Today’s Detroit Free Press ran an editorial that I have been preaching for a long time – Detroit should concentrate on 4-5 major areas that they can excel at and get out of being everything to everybody in all the others. Once people feel safe, trash is picked up and the lights come on at night, people will take notice and will start to see Detroit as a viable option to start a business and possibly reside. Cutting to the very basics also presents an interesting bright side – the potential to drastically lower taxes since government is not paying for services it cannot and should not deliver. Good basic services and low taxes will further the city’s growth potentially equalling that not seen since the turn of the last century when auto kings roamed the land.
Another recent set of articles in both the Free Press and the Detroit News discussed a signature project’s potential default on debt. From the Odd Fellows Hall to the Book Cadillac, the comments pro and con for government incentives were just as loud as the fight for the consent agreement. The issue isn’t whether incentives work – judiciously applied to financially sound projects, they can have a huge and lasting impact. Applied to business models that would not be successful without them dooms tax payers to squandered opportunities of our tithes to a better community.
I write this blog hoping that the many efforts in the works to develop a broad based local food system, one that starts with urban farming but continues post harvest to production and transport will finally be taken off the “back burner.” Study after study demonstrate the economic impact on local economies and political will to move these projects to build stage is the next important step. Courage is the ingredient needed to unleash the potential of metropolitan agriculture – rather than constantly living in the fear of potential problems.

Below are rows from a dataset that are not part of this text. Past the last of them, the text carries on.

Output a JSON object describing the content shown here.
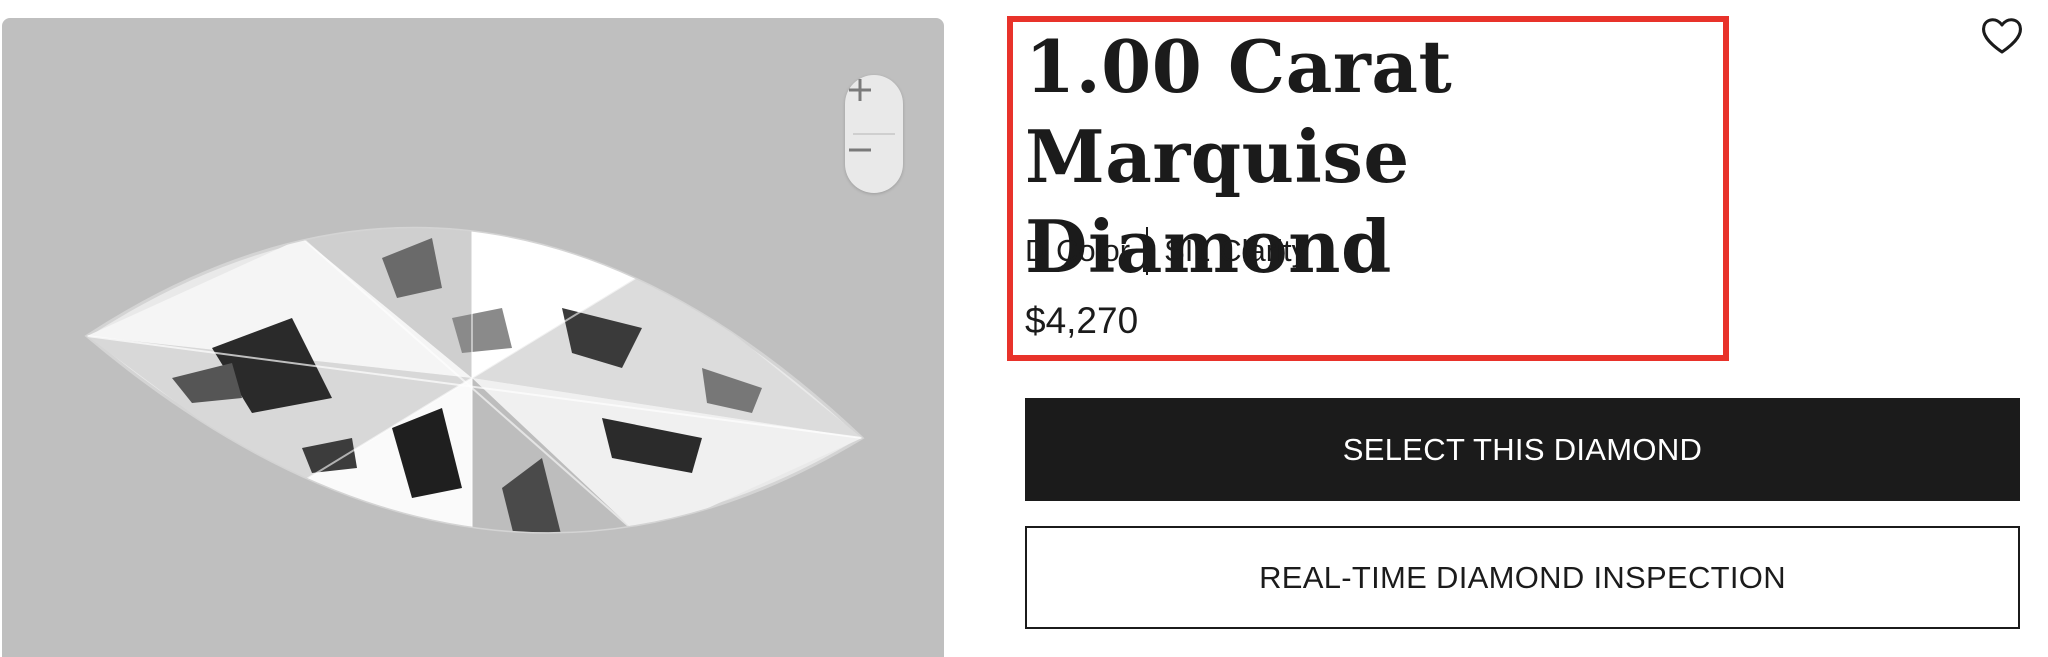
{
  "product": {
    "title": "1.00 Carat Marquise Diamond",
    "color_spec": "D Color",
    "clarity_spec": "SI1 Clarity",
    "price": "$4,270"
  },
  "gallery": {
    "image_subject": "marquise diamond",
    "zoom_in_label": "+",
    "zoom_out_label": "−"
  },
  "actions": {
    "select_label": "SELECT THIS DIAMOND",
    "inspection_label": "REAL-TIME DIAMOND INSPECTION"
  },
  "icons": {
    "favorite": "heart-outline-icon",
    "zoom_in": "plus-icon",
    "zoom_out": "minus-icon"
  },
  "colors": {
    "highlight": "#e8322a",
    "primary_button": "#1b1b1b",
    "image_background": "#bfbfbf"
  }
}
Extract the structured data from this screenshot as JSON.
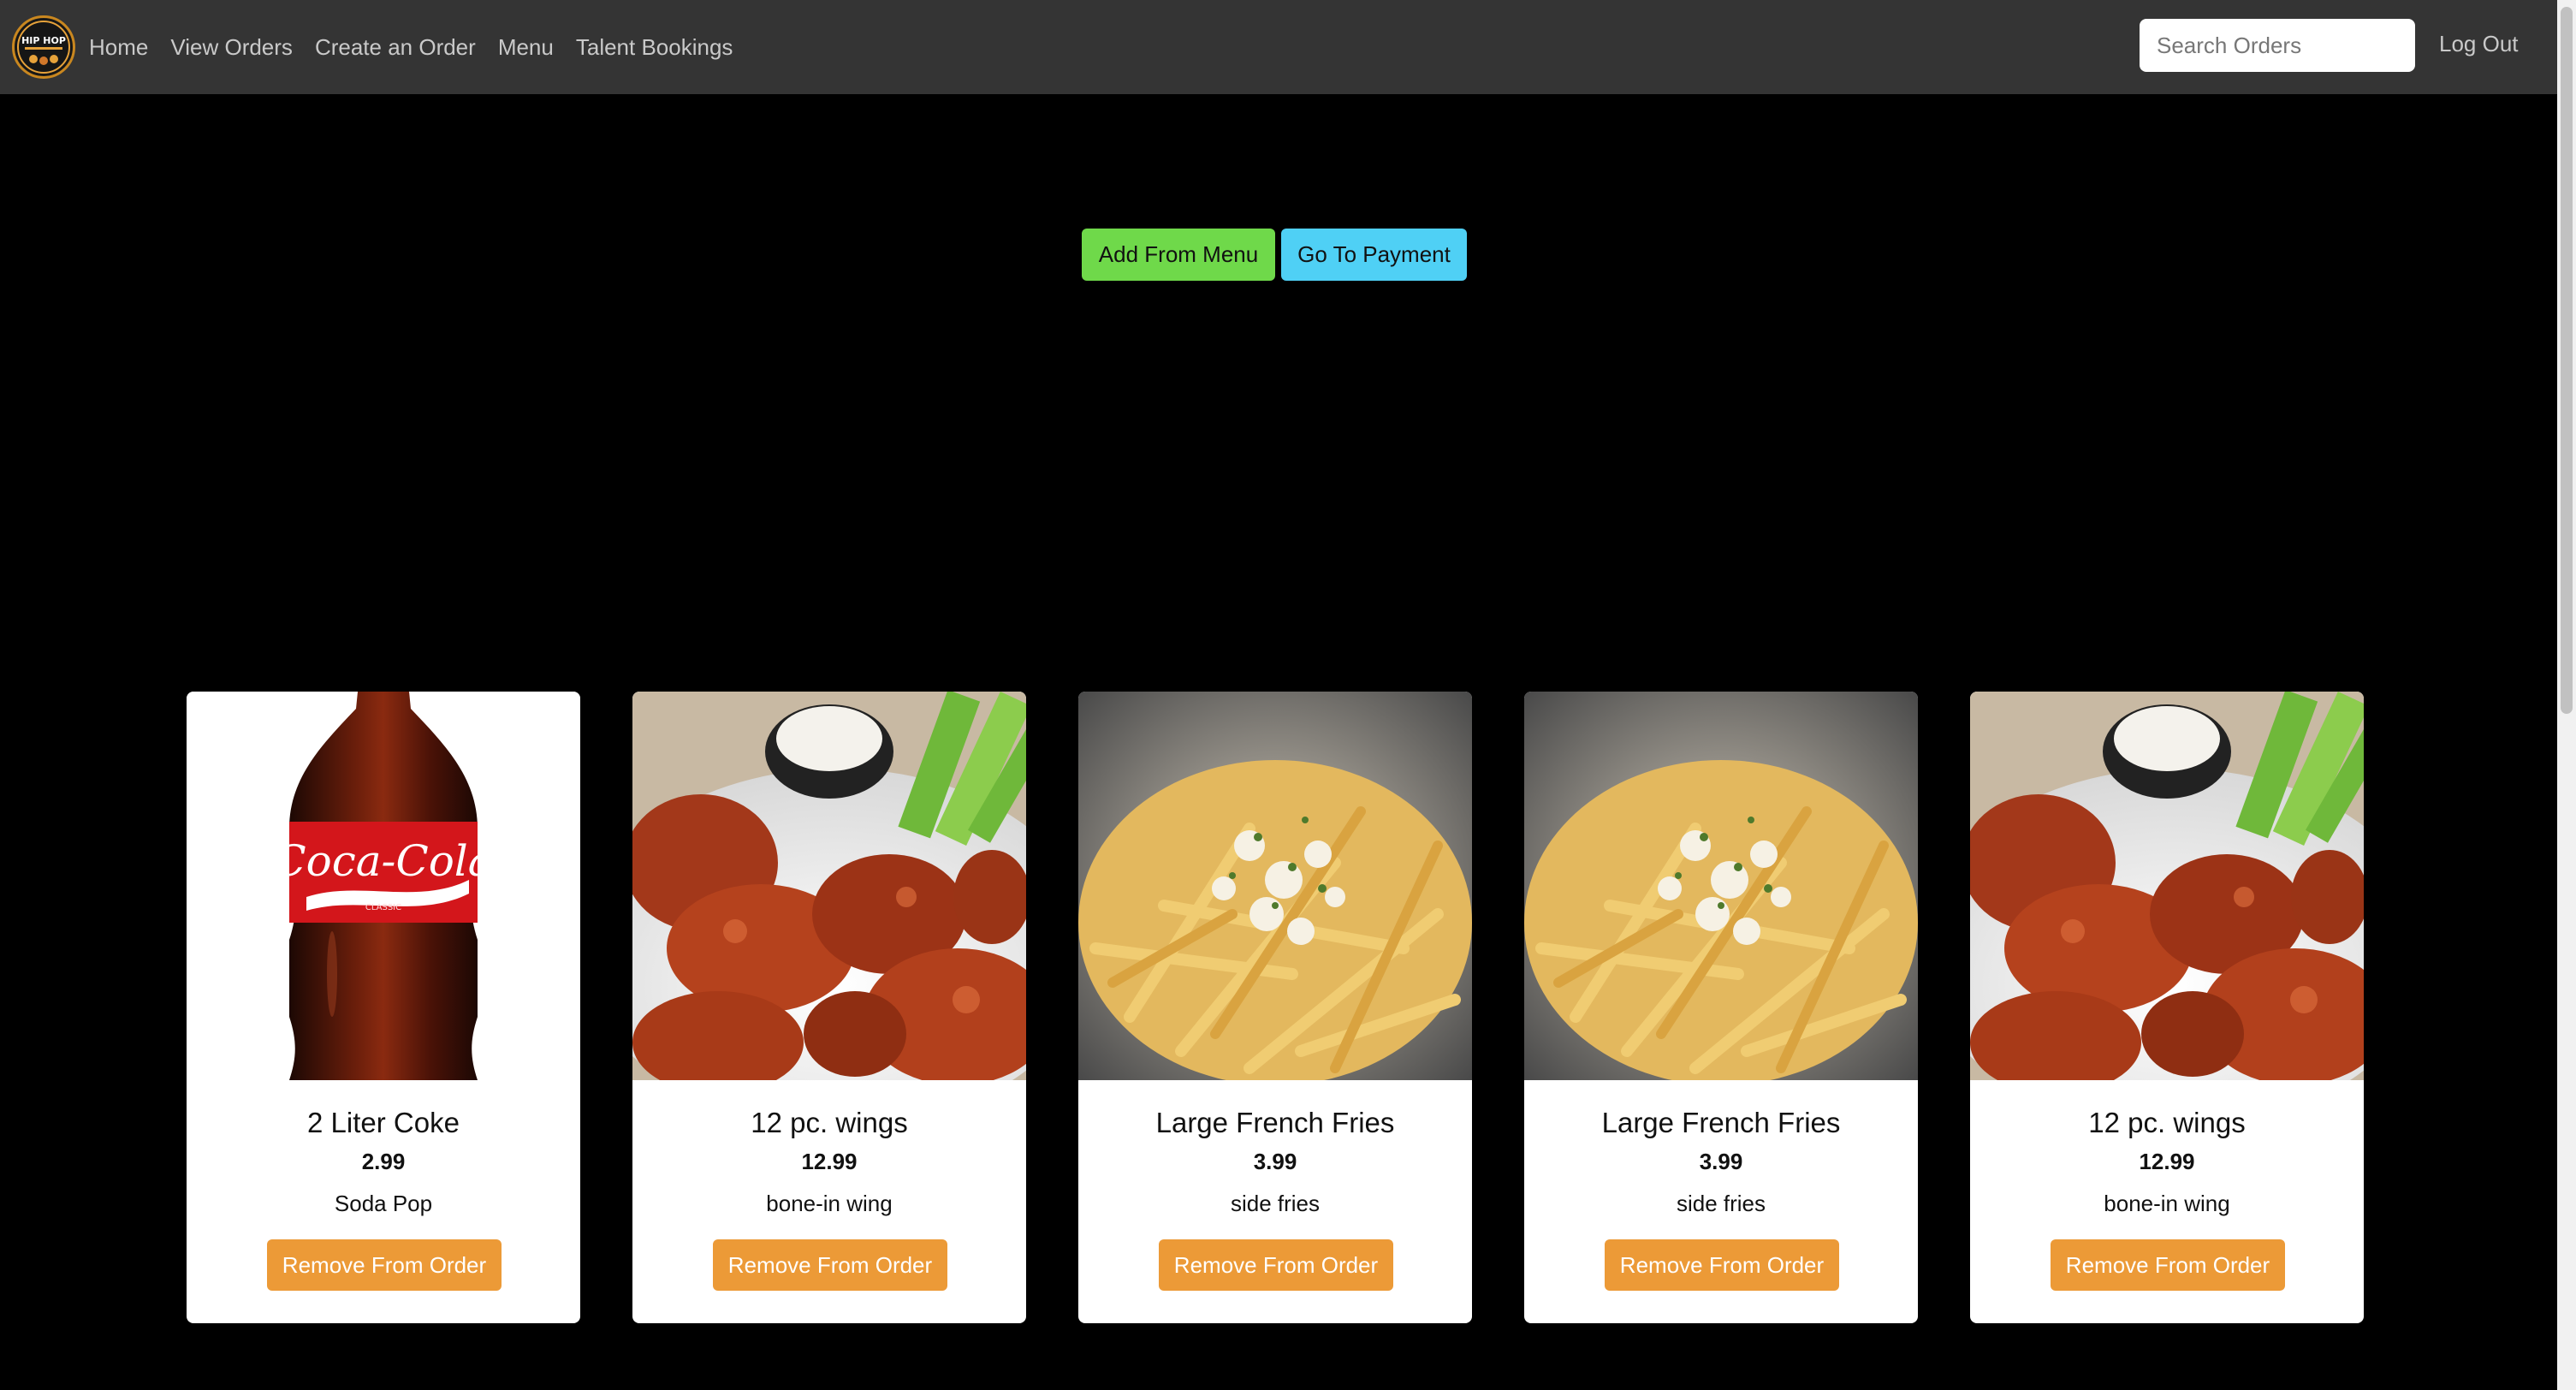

Detroit is at a crossroads. Detroit has been at this place in time before. Detroit has always risen above the obstacles and lived to reach another level of success. Innovation is the key that unlocks the door. Are we smart enough to put aside our differences, realize that what has worked in the past is not working today and take the bull by the horns to seize our future? I hope so, for Detroit’s future is in all our hands.